Home inspection findings by Frank Schulte-Ladbeck, Professional Real Estate Inspector TREC# 9073

* Prices * Questions about your home * Frequently Asked Questions * 713.781.6090

Hiding Those Unsightly Exterior Air Conditioning Units

print page Subscribe with RSS E-mail this story to a friend!

Download a pdf which is a quick reference guide with diagrams to this article about hiding an ac unit:Reference Guide for Fence There are some concerns about hiding them, so you should be aware of them to avoid problems.

We are always trying to hide the ac. Some people call them  condensers, while some call them compressors, or ac. These units contain both pieces of equipment, so that is why both terms are used to refer to this unit. I will call it a compressor for this post. We need it to cool our homes, but  they do not always fit into our landscaping. So how can we hide an a c unit, while ensuring that they function well?

Here are some things to consider to avoid performance issues. The compressor should be level and off of the ground to protect it from standing water after a rain. Compressors are set on a concrete slab to have them at least three inches off of the ground, but these slabs can sink, or the ground could be built up around them. You could purchase special stands that would lift and level a compressor at any home improvement center. The next consideration is that you will want a good air circulation around the unit. There should be at least a foot of clear space in each direction around the compressor to accomplish this air flow. Lastly, you need to have space around the ac compressor for someone to work on it. A three foot space is a good distance.

What are your options in hiding the ac? The simplest is painting it to match the house color or some theme in your garden. I painted mine black, since that color allows it to fade into the background. I painted my breaker box a red that I used for some objects around the exterior of the house. When painting a compressor, you do not want to paint the fins, just the metal frame parts. The fins help taking the heat from your house to the outside. Another method is to build a small fence like structure around it. Make this out of a trellis material so air can easily pass through it. I would have the posts for this fence in a fixed position, but make the body portion removable, so the compressor can be worked on. The last simple method is planting around the compressor. This works out well as long as the space around the compressor is kept clear, and a path to the compressor is made. You will probably have to prune every so often to keep the plants clear of the unit.

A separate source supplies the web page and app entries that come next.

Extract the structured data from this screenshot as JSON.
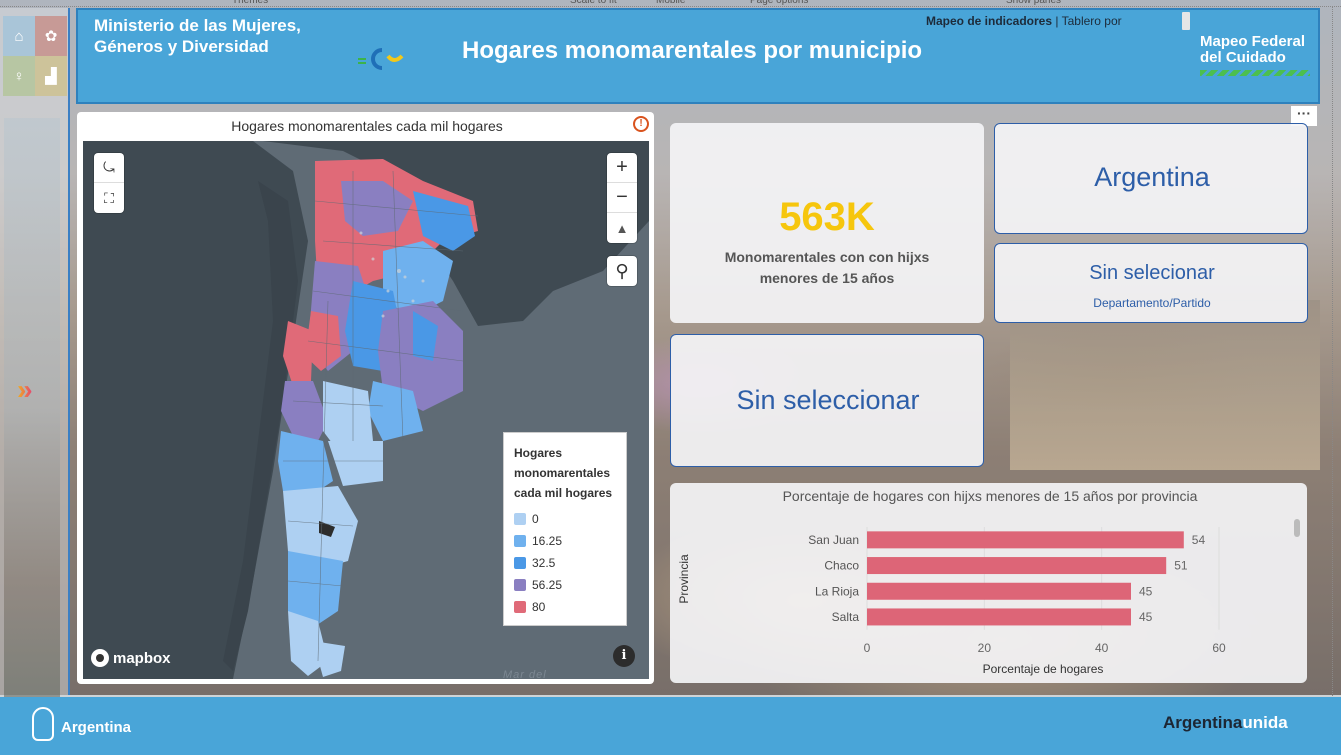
{
  "toolbar_fragments": [
    "Themes",
    "Scale to fit",
    "Mobile",
    "Page options",
    "Show panes"
  ],
  "header": {
    "ministry": "Ministerio de las Mujeres, Géneros y Diversidad",
    "title": "Hogares monomarentales por municipio",
    "link_bold": "Mapeo de indicadores",
    "link_sep": " | ",
    "link_rest": "Tablero por",
    "brand": "Mapeo Federal del Cuidado"
  },
  "map": {
    "title": "Hogares monomarentales cada mil hogares",
    "legend_title": "Hogares monomarentales cada mil hogares",
    "legend": [
      {
        "label": "0",
        "color": "#aed0f2"
      },
      {
        "label": "16.25",
        "color": "#6fb1ee"
      },
      {
        "label": "32.5",
        "color": "#4a98e6"
      },
      {
        "label": "56.25",
        "color": "#8a7fc1"
      },
      {
        "label": "80",
        "color": "#e06a78"
      }
    ],
    "attribution": "mapbox",
    "sea_label": "Mar del",
    "controls": {
      "zoom_in": "+",
      "zoom_out": "−",
      "compass": "▲",
      "search": "⚲",
      "info": "i"
    }
  },
  "kpi": {
    "value": "563K",
    "label": "Monomarentales con con hijxs menores de 15 años",
    "color": "#f6c60d"
  },
  "selection": {
    "country": "Argentina",
    "dept_main": "Sin selecionar",
    "dept_sub": "Departamento/Partido",
    "province": "Sin seleccionar"
  },
  "more_options": "···",
  "chart_data": {
    "type": "bar",
    "orientation": "horizontal",
    "title": "Porcentaje de hogares con hijxs menores de 15 años por provincia",
    "categories": [
      "San Juan",
      "Chaco",
      "La Rioja",
      "Salta"
    ],
    "values": [
      54,
      51,
      45,
      45
    ],
    "ylabel": "Provincia",
    "xlabel": "Porcentaje de hogares",
    "xlim": [
      0,
      60
    ],
    "xticks": [
      0,
      20,
      40,
      60
    ],
    "bar_color": "#dd6577",
    "grid": true
  },
  "footer": {
    "left": "Argentina",
    "right_dark": "Argentina",
    "right_light": "unida"
  }
}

As long as you follow the considerations, you will not have any problems with home inspectors. Your solutions could combine a couple of the above mentioned means, or you may find other creative ways to pull a person’s line of sight away from the compressor.I think that a simple fence made from a lattice sheet meant for fencing or a bamboo fence can be a good do it yourself project, but hedge bushes do work well as plantings, as do ornamental grasses.

« « A Growing Scam on Craigslist| The New Method for Water Delivery in Your Home: PEX tubing » »

2 Responses to “Hiding Those Unsightly Exterior Air Conditioning Units”

  1. Mike Wade Says:

    I am interested in adding on to my garage and that will entail moving the ac compressor, the power and the cable/phone. I am thinking about building a small alcove into the new addition to bring in the utilities but was wondering about any overhead clearence that may be required for the compressor to breathe properly. The alcove would consist of three sides concrete siding and one open side with maybe lattice or something decorative that will allow air flow. As long as I leave room for a service man to work on the unit, an roof over this unit should be fine as long as it is like 8 feet or so, right?


  2. First, you may want to check local building codes, because there are rules governing placing a unit in an alcove.

    In general, the rule is that the access to the alcove has to be large enough to remove the equipment from the area. Next there should be a minimum space of thirty inches on each side to allow access for a worker to service the unit (I think service men would appreciate a minimum of 36″). So the height that you mention is fine, and if you have about three feet on each service (front, right, and left) side (the unit can be closer to the wall, but at least 12″ away).

    One more item to consider: drainage if rain comes into the space. Slightly sloping the floor to allow water to flow out would be an easy option. The lattice that you mention is a good idea; make sure that it can be removed (either sliding it out or on a hinge like a door) to meet the access requirements.

© Frank Schulte-Ladbeck Professional Home Inspector Houston, Texas
Frank Theodor Schulte-Ladbeck
home inspector, TREC# 9073
Houston , Texas , 77063 United States

Share Your Thoughts

  • Partners

  • Interested in advertising on this site? Contact me through the request a quote page.
  • Your Comments
  • Pages
My Store

Canonical URL by SEO No Duplicate WordPress Plugin